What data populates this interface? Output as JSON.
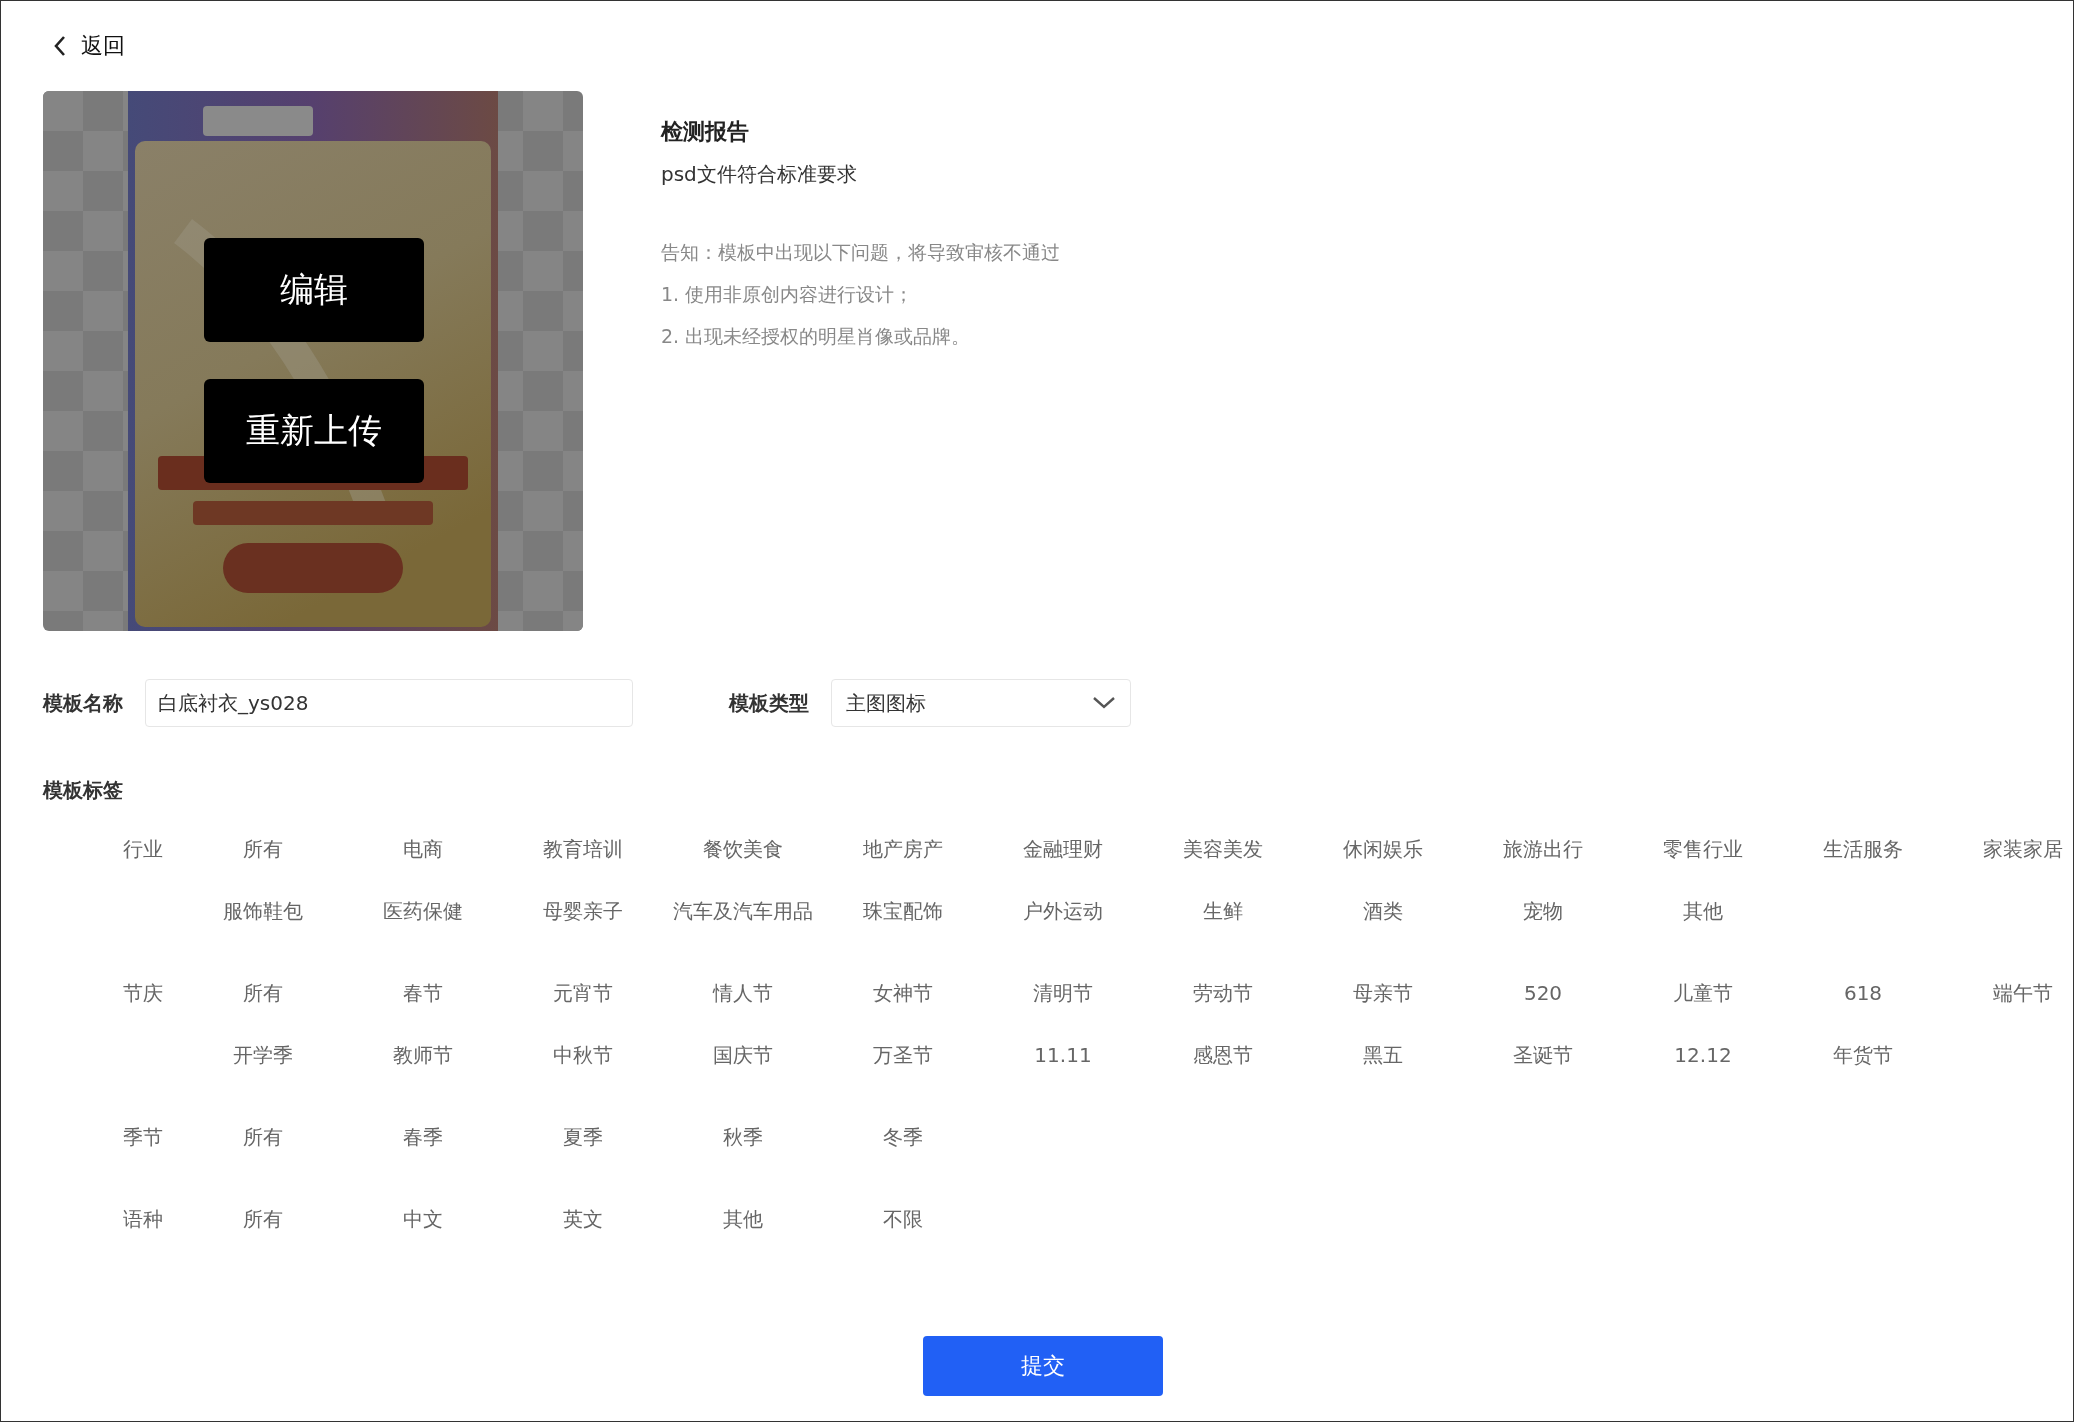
{
  "back": {
    "label": "返回"
  },
  "preview": {
    "kind": "picture",
    "actions": [
      "编辑",
      "重新上传"
    ]
  },
  "report": {
    "title": "检测报告",
    "result": "psd文件符合标准要求",
    "notice": "告知：模板中出现以下问题，将导致审核不通过",
    "rules": [
      "1. 使用非原创内容进行设计；",
      "2. 出现未经授权的明星肖像或品牌。"
    ]
  },
  "form": {
    "name": {
      "label": "模板名称",
      "value": "白底衬衣_ys028"
    },
    "type": {
      "label": "模板类型",
      "value": "主图图标"
    }
  },
  "tags": {
    "title": "模板标签",
    "groups": [
      {
        "label": "行业",
        "items": [
          {
            "text": "所有",
            "selected": false
          },
          {
            "text": "电商",
            "selected": false
          },
          {
            "text": "教育培训",
            "selected": false
          },
          {
            "text": "餐饮美食",
            "selected": false
          },
          {
            "text": "地产房产",
            "selected": false
          },
          {
            "text": "金融理财",
            "selected": false
          },
          {
            "text": "美容美发",
            "selected": false
          },
          {
            "text": "休闲娱乐",
            "selected": false
          },
          {
            "text": "旅游出行",
            "selected": false
          },
          {
            "text": "零售行业",
            "selected": false
          },
          {
            "text": "生活服务",
            "selected": false
          },
          {
            "text": "家装家居",
            "selected": false
          },
          {
            "text": "服饰鞋包",
            "selected": false
          },
          {
            "text": "医药保健",
            "selected": false
          },
          {
            "text": "母婴亲子",
            "selected": false
          },
          {
            "text": "汽车及汽车用品",
            "selected": false
          },
          {
            "text": "珠宝配饰",
            "selected": false
          },
          {
            "text": "户外运动",
            "selected": false
          },
          {
            "text": "生鲜",
            "selected": false
          },
          {
            "text": "酒类",
            "selected": false
          },
          {
            "text": "宠物",
            "selected": false
          },
          {
            "text": "其他",
            "selected": false
          }
        ]
      },
      {
        "label": "节庆",
        "items": [
          {
            "text": "所有",
            "selected": false
          },
          {
            "text": "春节",
            "selected": false
          },
          {
            "text": "元宵节",
            "selected": false
          },
          {
            "text": "情人节",
            "selected": false
          },
          {
            "text": "女神节",
            "selected": false
          },
          {
            "text": "清明节",
            "selected": false
          },
          {
            "text": "劳动节",
            "selected": false
          },
          {
            "text": "母亲节",
            "selected": false
          },
          {
            "text": "520",
            "selected": false
          },
          {
            "text": "儿童节",
            "selected": false
          },
          {
            "text": "618",
            "selected": false
          },
          {
            "text": "端午节",
            "selected": false
          },
          {
            "text": "开学季",
            "selected": false
          },
          {
            "text": "教师节",
            "selected": false
          },
          {
            "text": "中秋节",
            "selected": false
          },
          {
            "text": "国庆节",
            "selected": false
          },
          {
            "text": "万圣节",
            "selected": false
          },
          {
            "text": "11.11",
            "selected": false
          },
          {
            "text": "感恩节",
            "selected": false
          },
          {
            "text": "黑五",
            "selected": false
          },
          {
            "text": "圣诞节",
            "selected": false
          },
          {
            "text": "12.12",
            "selected": false
          },
          {
            "text": "年货节",
            "selected": false
          }
        ]
      },
      {
        "label": "季节",
        "items": [
          {
            "text": "所有",
            "selected": false
          },
          {
            "text": "春季",
            "selected": false
          },
          {
            "text": "夏季",
            "selected": false
          },
          {
            "text": "秋季",
            "selected": false
          },
          {
            "text": "冬季",
            "selected": false
          }
        ]
      },
      {
        "label": "语种",
        "items": [
          {
            "text": "所有",
            "selected": false
          },
          {
            "text": "中文",
            "selected": false
          },
          {
            "text": "英文",
            "selected": false
          },
          {
            "text": "其他",
            "selected": false
          },
          {
            "text": "不限",
            "selected": false
          }
        ]
      }
    ]
  },
  "submit": {
    "label": "提交"
  }
}
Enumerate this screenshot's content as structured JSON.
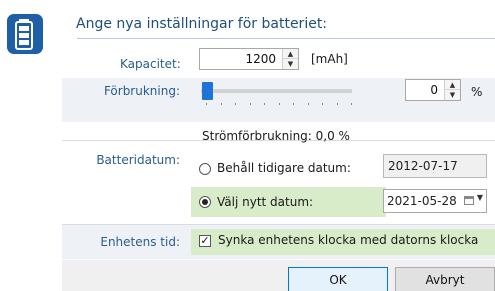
{
  "heading": "Ange nya inställningar för batteriet:",
  "capacity": {
    "label": "Kapacitet:",
    "value": "1200",
    "unit": "[mAh]"
  },
  "consumption": {
    "label": "Förbrukning:",
    "slider_value_percent": 0,
    "value": "0",
    "unit": "%",
    "summary": "Strömförbrukning: 0,0 %"
  },
  "battery_date": {
    "label": "Batteridatum:",
    "keep_option": "Behåll tidigare datum:",
    "keep_date": "2012-07-17",
    "new_option": "Välj nytt datum:",
    "new_date": "2021-05-28",
    "selected": "new"
  },
  "device_time": {
    "label": "Enhetens tid:",
    "sync_label": "Synka enhetens klocka med datorns klocka",
    "checked": true
  },
  "buttons": {
    "ok": "OK",
    "cancel": "Avbryt"
  },
  "colors": {
    "accent": "#1e73d6",
    "highlight": "#d8ecc9",
    "label_blue": "#2a5d8f"
  }
}
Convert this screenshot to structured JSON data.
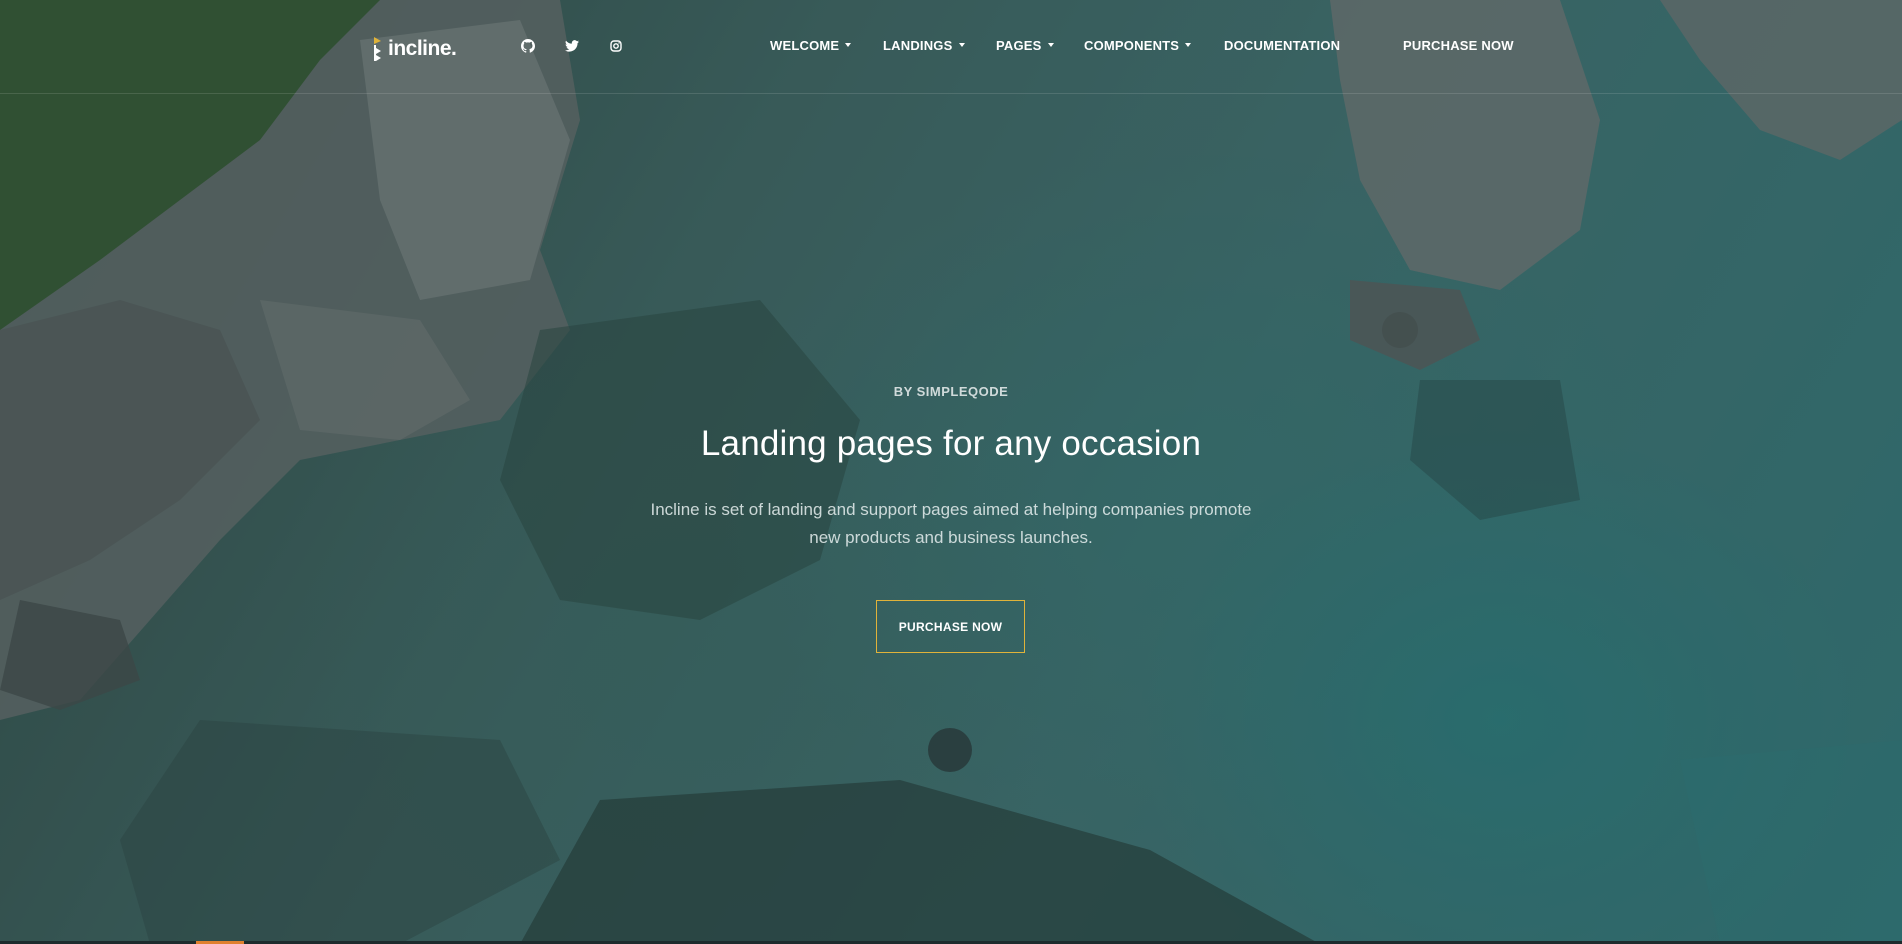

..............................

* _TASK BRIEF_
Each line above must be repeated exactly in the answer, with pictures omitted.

* _WRITTEN ANSWER_
What data populates this interface? Output as JSON.
{
  "back": {
    "label": "返回"
  },
  "preview": {
    "kind": "picture",
    "actions": [
      "编辑",
      "重新上传"
    ]
  },
  "report": {
    "title": "检测报告",
    "result": "psd文件符合标准要求",
    "notice": "告知：模板中出现以下问题，将导致审核不通过",
    "rules": [
      "1. 使用非原创内容进行设计；",
      "2. 出现未经授权的明星肖像或品牌。"
    ]
  },
  "form": {
    "name": {
      "label": "模板名称",
      "value": "白底衬衣_ys028"
    },
    "type": {
      "label": "模板类型",
      "value": "主图图标"
    }
  },
  "tags": {
    "title": "模板标签",
    "groups": [
      {
        "label": "行业",
        "items": [
          {
            "text": "所有",
            "selected": false
          },
          {
            "text": "电商",
            "selected": false
          },
          {
            "text": "教育培训",
            "selected": false
          },
          {
            "text": "餐饮美食",
            "selected": false
          },
          {
            "text": "地产房产",
            "selected": false
          },
          {
            "text": "金融理财",
            "selected": false
          },
          {
            "text": "美容美发",
            "selected": false
          },
          {
            "text": "休闲娱乐",
            "selected": false
          },
          {
            "text": "旅游出行",
            "selected": false
          },
          {
            "text": "零售行业",
            "selected": false
          },
          {
            "text": "生活服务",
            "selected": false
          },
          {
            "text": "家装家居",
            "selected": false
          },
          {
            "text": "服饰鞋包",
            "selected": false
          },
          {
            "text": "医药保健",
            "selected": false
          },
          {
            "text": "母婴亲子",
            "selected": false
          },
          {
            "text": "汽车及汽车用品",
            "selected": false
          },
          {
            "text": "珠宝配饰",
            "selected": false
          },
          {
            "text": "户外运动",
            "selected": false
          },
          {
            "text": "生鲜",
            "selected": false
          },
          {
            "text": "酒类",
            "selected": false
          },
          {
            "text": "宠物",
            "selected": false
          },
          {
            "text": "其他",
            "selected": false
          }
        ]
      },
      {
        "label": "节庆",
        "items": [
          {
            "text": "所有",
            "selected": false
          },
          {
            "text": "春节",
            "selected": false
          },
          {
            "text": "元宵节",
            "selected": false
          },
          {
            "text": "情人节",
            "selected": false
          },
          {
            "text": "女神节",
            "selected": false
          },
          {
            "text": "清明节",
            "selected": false
          },
          {
            "text": "劳动节",
            "selected": false
          },
          {
            "text": "母亲节",
            "selected": false
          },
          {
            "text": "520",
            "selected": false
          },
          {
            "text": "儿童节",
            "selected": false
          },
          {
            "text": "618",
            "selected": false
          },
          {
            "text": "端午节",
            "selected": false
          },
          {
            "text": "开学季",
            "selected": false
          },
          {
            "text": "教师节",
            "selected": false
          },
          {
            "text": "中秋节",
            "selected": false
          },
          {
            "text": "国庆节",
            "selected": false
          },
          {
            "text": "万圣节",
            "selected": false
          },
          {
            "text": "11.11",
            "selected": false
          },
          {
            "text": "感恩节",
            "selected": false
          },
          {
            "text": "黑五",
            "selected": false
          },
          {
            "text": "圣诞节",
            "selected": false
          },
          {
            "text": "12.12",
            "selected": false
          },
          {
            "text": "年货节",
            "selected": false
          }
        ]
      },
      {
        "label": "季节",
        "items": [
          {
            "text": "所有",
            "selected": false
          },
          {
            "text": "春季",
            "selected": false
          },
          {
            "text": "夏季",
            "selected": false
          },
          {
            "text": "秋季",
            "selected": false
          },
          {
            "text": "冬季",
            "selected": false
          }
        ]
      },
      {
        "label": "语种",
        "items": [
          {
            "text": "所有",
            "selected": false
          },
          {
            "text": "中文",
            "selected": false
          },
          {
            "text": "英文",
            "selected": false
          },
          {
            "text": "其他",
            "selected": false
          },
          {
            "text": "不限",
            "selected": false
          }
        ]
      }
    ]
  },
  "submit": {
    "label": "提交"
  }
}
Enumerate this screenshot's content as structured JSON.
{
  "heading": "Ange nya inställningar för batteriet:",
  "capacity": {
    "label": "Kapacitet:",
    "value": "1200",
    "unit": "[mAh]"
  },
  "consumption": {
    "label": "Förbrukning:",
    "slider_value_percent": 0,
    "value": "0",
    "unit": "%",
    "summary": "Strömförbrukning: 0,0 %"
  },
  "battery_date": {
    "label": "Batteridatum:",
    "keep_option": "Behåll tidigare datum:",
    "keep_date": "2012-07-17",
    "new_option": "Välj nytt datum:",
    "new_date": "2021-05-28",
    "selected": "new"
  },
  "device_time": {
    "label": "Enhetens tid:",
    "sync_label": "Synka enhetens klocka med datorns klocka",
    "checked": true
  },
  "buttons": {
    "ok": "OK",
    "cancel": "Avbryt"
  },
  "colors": {
    "accent": "#1e73d6",
    "highlight": "#d8ecc9",
    "label_blue": "#2a5d8f"
  }
}
Convert this screenshot to structured JSON data.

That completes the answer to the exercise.